(Component data from apps and pages)
************

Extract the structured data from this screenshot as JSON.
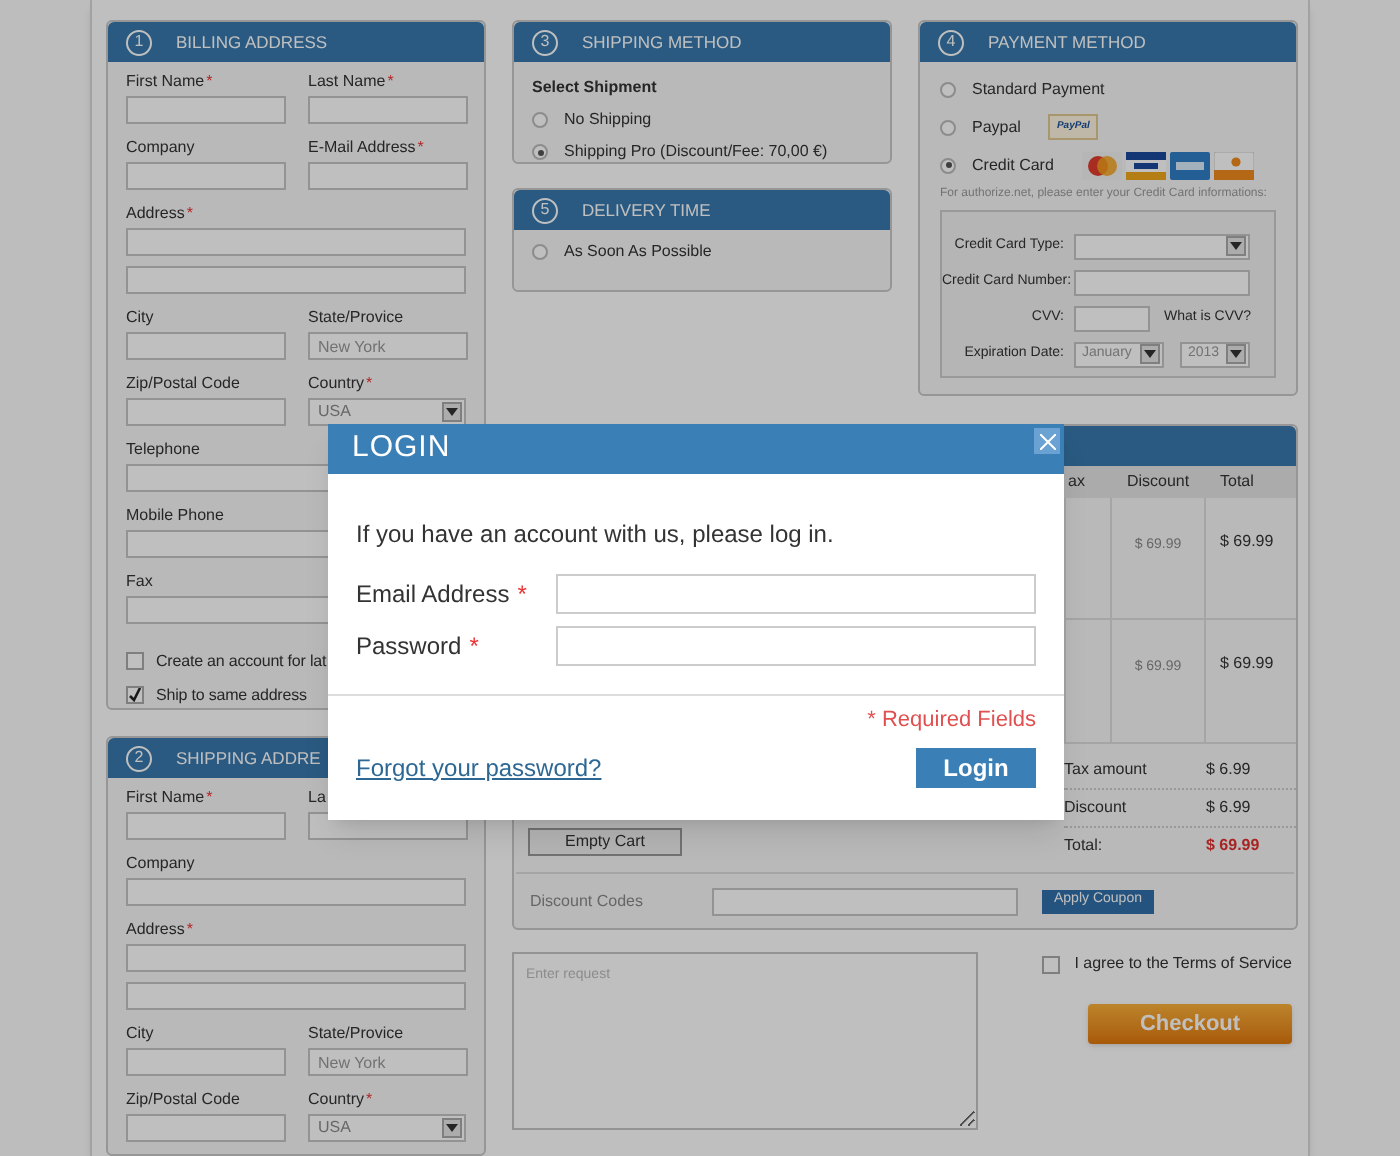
{
  "required_mark": "*",
  "billing_address": {
    "step": "1",
    "title": "BILLING ADDRESS",
    "rows": [
      [
        {
          "label": "First Name",
          "required": true,
          "kind": "text"
        },
        {
          "label": "Last Name",
          "required": true,
          "kind": "text"
        }
      ],
      [
        {
          "label": "Company",
          "required": false,
          "kind": "text"
        },
        {
          "label": "E-Mail Address",
          "required": true,
          "kind": "text"
        }
      ],
      [
        {
          "label": "Address",
          "required": true,
          "kind": "text"
        }
      ],
      [
        {
          "kind": "text"
        }
      ],
      [
        {
          "label": "City",
          "required": false,
          "kind": "text"
        },
        {
          "label": "State/Provice",
          "required": false,
          "kind": "text",
          "placeholder": "New York"
        }
      ],
      [
        {
          "label": "Zip/Postal Code",
          "required": false,
          "kind": "text"
        },
        {
          "label": "Country",
          "required": true,
          "kind": "select",
          "value": "USA"
        }
      ],
      [
        {
          "label": "Telephone",
          "required": false,
          "kind": "text"
        }
      ],
      [
        {
          "label": "Mobile Phone",
          "required": false,
          "kind": "text"
        }
      ],
      [
        {
          "label": "Fax",
          "required": false,
          "kind": "text"
        }
      ]
    ],
    "checkboxes": [
      {
        "label": "Create an account for lat",
        "checked": false
      },
      {
        "label": "Ship to same address",
        "checked": true
      }
    ]
  },
  "shipping_address": {
    "step": "2",
    "title": "SHIPPING ADDRE",
    "rows": [
      [
        {
          "label": "First Name",
          "required": true,
          "kind": "text"
        },
        {
          "label": "La",
          "required": false,
          "kind": "text"
        }
      ],
      [
        {
          "label": "Company",
          "required": false,
          "kind": "text"
        }
      ],
      [
        {
          "label": "Address",
          "required": true,
          "kind": "text"
        }
      ],
      [
        {
          "kind": "text"
        }
      ],
      [
        {
          "label": "City",
          "required": false,
          "kind": "text"
        },
        {
          "label": "State/Provice",
          "required": false,
          "kind": "text",
          "placeholder": "New York"
        }
      ],
      [
        {
          "label": "Zip/Postal Code",
          "required": false,
          "kind": "text"
        },
        {
          "label": "Country",
          "required": true,
          "kind": "select",
          "value": "USA"
        }
      ]
    ]
  },
  "shipping_method": {
    "step": "3",
    "title": "SHIPPING METHOD",
    "subtitle": "Select Shipment",
    "options": [
      {
        "label": "No Shipping",
        "selected": false
      },
      {
        "label": "Shipping Pro (Discount/Fee: 70,00 €)",
        "selected": true
      }
    ]
  },
  "delivery_time": {
    "step": "5",
    "title": "DELIVERY TIME",
    "options": [
      {
        "label": "As Soon As Possible",
        "selected": false
      }
    ]
  },
  "payment_method": {
    "step": "4",
    "title": "PAYMENT METHOD",
    "options": [
      {
        "label": "Standard Payment",
        "selected": false,
        "kind": "plain"
      },
      {
        "label": "Paypal",
        "selected": false,
        "kind": "paypal",
        "badge": "PayPal"
      },
      {
        "label": "Credit Card",
        "selected": true,
        "kind": "cards"
      }
    ],
    "note": "For authorize.net, please enter your Credit Card informations:",
    "card_form": {
      "type_label": "Credit Card Type:",
      "number_label": "Credit Card Number:",
      "cvv_label": "CVV:",
      "cvv_link": "What is CVV?",
      "expiry_label": "Expiration Date:",
      "expiry_month": "January",
      "expiry_year": "2013"
    }
  },
  "order": {
    "columns": [
      "ax",
      "Discount",
      "Total"
    ],
    "rows": [
      {
        "discount": "$ 69.99",
        "total": "$ 69.99"
      },
      {
        "discount": "$ 69.99",
        "total": "$ 69.99"
      }
    ],
    "summary": [
      {
        "label": "Tax amount",
        "value": "$ 6.99",
        "kind": "plain"
      },
      {
        "label": "Discount",
        "value": "$ 6.99",
        "kind": "plain"
      },
      {
        "label": "Total:",
        "value": "$ 69.99",
        "kind": "grand"
      }
    ],
    "empty_cart": "Empty Cart",
    "discount_label": "Discount Codes",
    "apply_button": "Apply Coupon"
  },
  "request": {
    "placeholder": "Enter request"
  },
  "terms": {
    "label": "I agree to the Terms of Service",
    "checked": false
  },
  "checkout_button": "Checkout",
  "login_dialog": {
    "title": "LOGIN",
    "intro": "If you have an account with us, please log in.",
    "fields": [
      {
        "label": "Email Address",
        "required": true
      },
      {
        "label": "Password",
        "required": true
      }
    ],
    "required_note": "* Required Fields",
    "forgot_link": "Forgot your password?",
    "login_button": "Login"
  }
}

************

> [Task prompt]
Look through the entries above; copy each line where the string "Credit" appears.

> [Reply]
        "label": "Credit Card",
    "note": "For authorize.net, please enter your Credit Card informations:",
      "type_label": "Credit Card Type:",
      "number_label": "Credit Card Number:",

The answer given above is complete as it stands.